Give the listing again word for word, excluding the pictures it contains.

--- Task material ---
########################################
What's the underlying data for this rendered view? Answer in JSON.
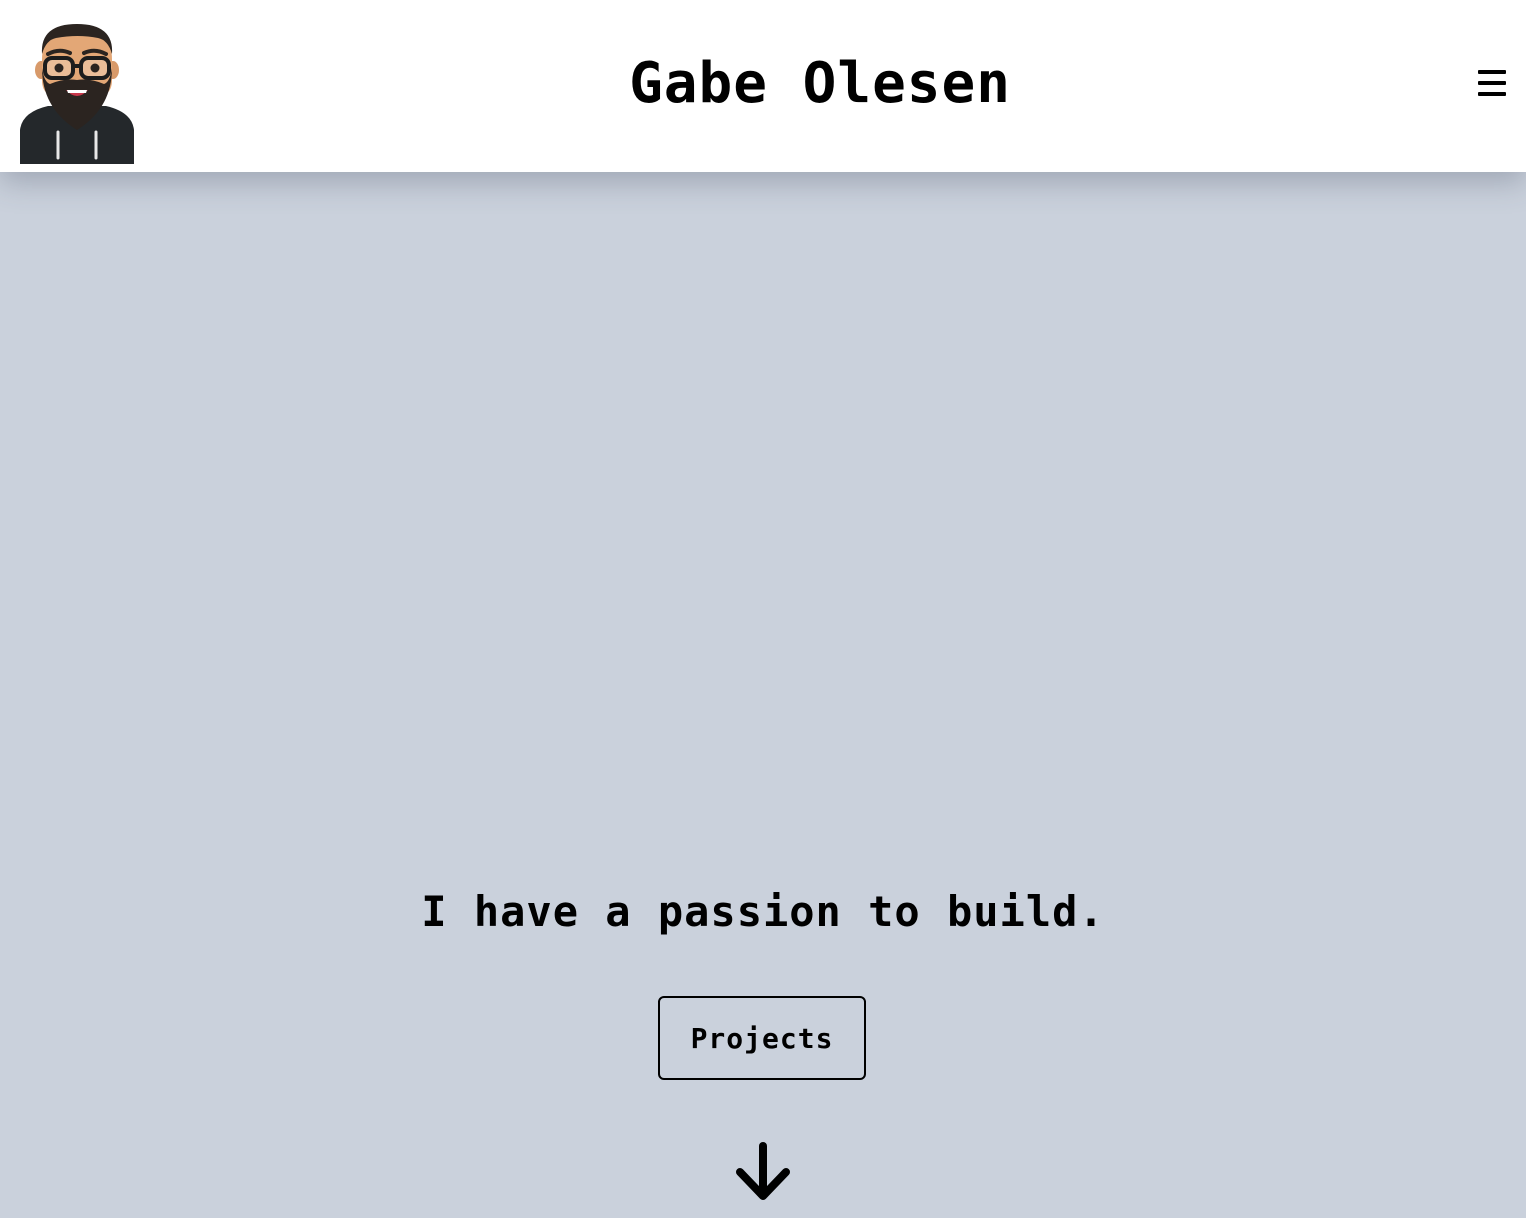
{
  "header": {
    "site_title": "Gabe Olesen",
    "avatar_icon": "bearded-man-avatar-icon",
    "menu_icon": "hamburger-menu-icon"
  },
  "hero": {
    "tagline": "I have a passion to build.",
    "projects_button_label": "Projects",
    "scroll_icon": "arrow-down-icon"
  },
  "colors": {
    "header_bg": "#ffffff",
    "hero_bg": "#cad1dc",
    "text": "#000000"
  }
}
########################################
--- Answer section ---
What's the underlying data for this rendered view? Answer in JSON.
{
  "header": {
    "site_title": "Gabe Olesen",
    "avatar_icon": "bearded-man-avatar-icon",
    "menu_icon": "hamburger-menu-icon"
  },
  "hero": {
    "tagline": "I have a passion to build.",
    "projects_button_label": "Projects",
    "scroll_icon": "arrow-down-icon"
  },
  "colors": {
    "header_bg": "#ffffff",
    "hero_bg": "#cad1dc",
    "text": "#000000"
  }
}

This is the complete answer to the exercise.